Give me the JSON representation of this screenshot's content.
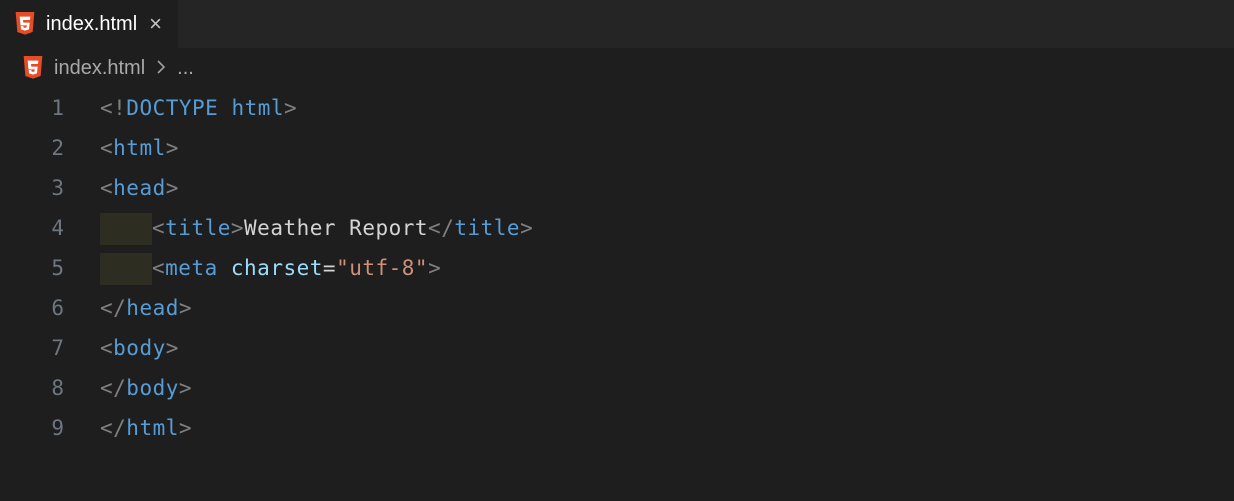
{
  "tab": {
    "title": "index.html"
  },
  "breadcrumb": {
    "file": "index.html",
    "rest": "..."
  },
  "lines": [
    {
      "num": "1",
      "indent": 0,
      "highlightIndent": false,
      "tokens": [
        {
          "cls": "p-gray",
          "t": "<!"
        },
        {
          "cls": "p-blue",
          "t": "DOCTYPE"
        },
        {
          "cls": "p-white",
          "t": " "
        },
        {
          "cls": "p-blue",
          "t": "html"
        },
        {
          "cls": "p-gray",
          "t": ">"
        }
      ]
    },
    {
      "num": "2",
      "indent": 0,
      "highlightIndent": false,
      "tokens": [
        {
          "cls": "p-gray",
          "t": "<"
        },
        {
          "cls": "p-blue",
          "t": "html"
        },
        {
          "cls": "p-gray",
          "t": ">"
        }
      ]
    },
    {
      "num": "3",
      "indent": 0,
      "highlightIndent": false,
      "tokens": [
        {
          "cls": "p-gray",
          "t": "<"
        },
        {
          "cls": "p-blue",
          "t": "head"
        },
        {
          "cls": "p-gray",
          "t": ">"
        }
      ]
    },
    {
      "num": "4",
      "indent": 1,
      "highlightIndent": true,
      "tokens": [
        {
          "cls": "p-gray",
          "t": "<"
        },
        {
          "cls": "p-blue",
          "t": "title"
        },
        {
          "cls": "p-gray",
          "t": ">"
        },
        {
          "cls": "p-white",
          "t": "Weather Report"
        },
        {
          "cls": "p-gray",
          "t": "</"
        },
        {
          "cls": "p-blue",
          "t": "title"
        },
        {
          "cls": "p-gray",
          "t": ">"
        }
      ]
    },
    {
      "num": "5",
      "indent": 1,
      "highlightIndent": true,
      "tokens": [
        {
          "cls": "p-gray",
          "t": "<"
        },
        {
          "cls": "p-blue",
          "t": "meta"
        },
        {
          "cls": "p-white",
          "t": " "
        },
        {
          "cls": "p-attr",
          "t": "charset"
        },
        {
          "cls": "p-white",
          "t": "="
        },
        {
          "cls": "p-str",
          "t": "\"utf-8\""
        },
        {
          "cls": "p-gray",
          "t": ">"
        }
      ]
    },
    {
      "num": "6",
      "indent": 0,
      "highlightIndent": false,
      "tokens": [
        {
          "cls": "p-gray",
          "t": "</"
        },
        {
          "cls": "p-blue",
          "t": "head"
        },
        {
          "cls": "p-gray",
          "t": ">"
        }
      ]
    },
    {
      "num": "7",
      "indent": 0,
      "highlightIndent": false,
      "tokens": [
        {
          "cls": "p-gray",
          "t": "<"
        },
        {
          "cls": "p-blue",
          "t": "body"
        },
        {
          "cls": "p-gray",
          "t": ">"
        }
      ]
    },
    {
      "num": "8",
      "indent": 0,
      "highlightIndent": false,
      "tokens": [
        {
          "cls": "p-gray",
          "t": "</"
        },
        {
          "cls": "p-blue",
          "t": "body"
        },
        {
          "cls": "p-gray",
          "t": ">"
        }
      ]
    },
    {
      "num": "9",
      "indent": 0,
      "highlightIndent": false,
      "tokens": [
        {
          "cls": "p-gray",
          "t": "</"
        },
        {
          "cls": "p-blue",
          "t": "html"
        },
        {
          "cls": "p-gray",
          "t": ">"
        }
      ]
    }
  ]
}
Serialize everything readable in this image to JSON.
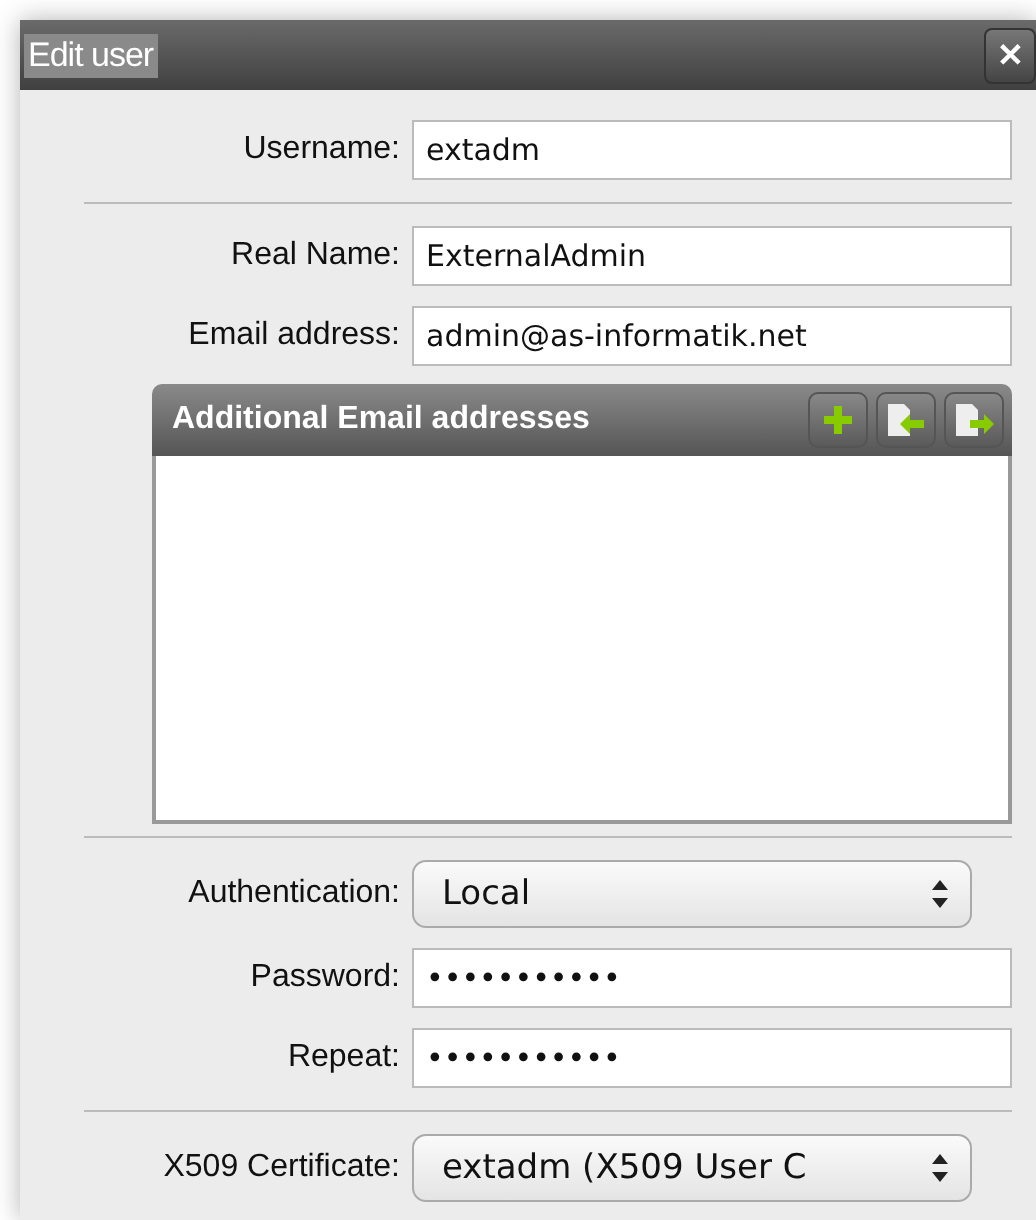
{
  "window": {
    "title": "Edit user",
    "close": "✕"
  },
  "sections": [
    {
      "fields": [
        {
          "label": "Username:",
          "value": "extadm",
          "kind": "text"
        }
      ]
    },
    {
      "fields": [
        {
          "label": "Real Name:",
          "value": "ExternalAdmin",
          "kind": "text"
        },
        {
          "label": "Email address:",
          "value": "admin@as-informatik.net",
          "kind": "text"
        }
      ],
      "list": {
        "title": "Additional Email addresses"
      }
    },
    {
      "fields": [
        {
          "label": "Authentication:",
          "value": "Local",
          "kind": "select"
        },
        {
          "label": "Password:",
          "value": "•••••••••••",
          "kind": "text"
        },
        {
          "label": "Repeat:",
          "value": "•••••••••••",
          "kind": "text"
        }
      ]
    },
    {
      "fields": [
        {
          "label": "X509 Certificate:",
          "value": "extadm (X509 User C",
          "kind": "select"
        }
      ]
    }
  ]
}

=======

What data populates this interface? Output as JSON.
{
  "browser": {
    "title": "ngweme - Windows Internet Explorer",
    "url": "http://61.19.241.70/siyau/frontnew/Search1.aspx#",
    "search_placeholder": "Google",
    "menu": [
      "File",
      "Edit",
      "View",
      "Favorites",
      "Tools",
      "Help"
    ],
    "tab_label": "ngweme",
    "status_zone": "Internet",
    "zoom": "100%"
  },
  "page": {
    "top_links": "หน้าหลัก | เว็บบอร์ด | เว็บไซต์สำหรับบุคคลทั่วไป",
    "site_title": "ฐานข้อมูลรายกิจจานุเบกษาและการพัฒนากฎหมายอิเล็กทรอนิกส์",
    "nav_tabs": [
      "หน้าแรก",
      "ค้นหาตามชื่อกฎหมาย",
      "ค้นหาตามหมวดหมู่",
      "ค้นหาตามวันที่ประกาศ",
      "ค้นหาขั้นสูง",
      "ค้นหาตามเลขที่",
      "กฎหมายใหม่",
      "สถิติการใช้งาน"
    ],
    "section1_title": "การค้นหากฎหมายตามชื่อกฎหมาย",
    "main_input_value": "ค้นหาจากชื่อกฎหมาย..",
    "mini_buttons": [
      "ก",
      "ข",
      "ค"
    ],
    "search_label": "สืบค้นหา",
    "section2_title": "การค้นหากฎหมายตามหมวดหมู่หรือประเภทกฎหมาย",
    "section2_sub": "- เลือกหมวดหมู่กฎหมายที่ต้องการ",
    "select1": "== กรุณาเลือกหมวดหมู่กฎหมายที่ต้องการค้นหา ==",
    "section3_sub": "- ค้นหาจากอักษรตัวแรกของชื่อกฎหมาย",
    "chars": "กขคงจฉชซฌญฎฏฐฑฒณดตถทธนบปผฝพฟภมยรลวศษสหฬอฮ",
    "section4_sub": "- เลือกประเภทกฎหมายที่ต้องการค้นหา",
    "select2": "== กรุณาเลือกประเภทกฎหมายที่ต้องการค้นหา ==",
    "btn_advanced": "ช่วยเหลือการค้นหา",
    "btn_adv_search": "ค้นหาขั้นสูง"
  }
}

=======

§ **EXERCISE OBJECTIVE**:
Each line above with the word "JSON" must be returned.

§ **OUTPUT BELOW**:
Give me the JSON representation of this screenshot's content.
Serialize everything readable in this image to JSON.
What data populates this interface? Output as JSON.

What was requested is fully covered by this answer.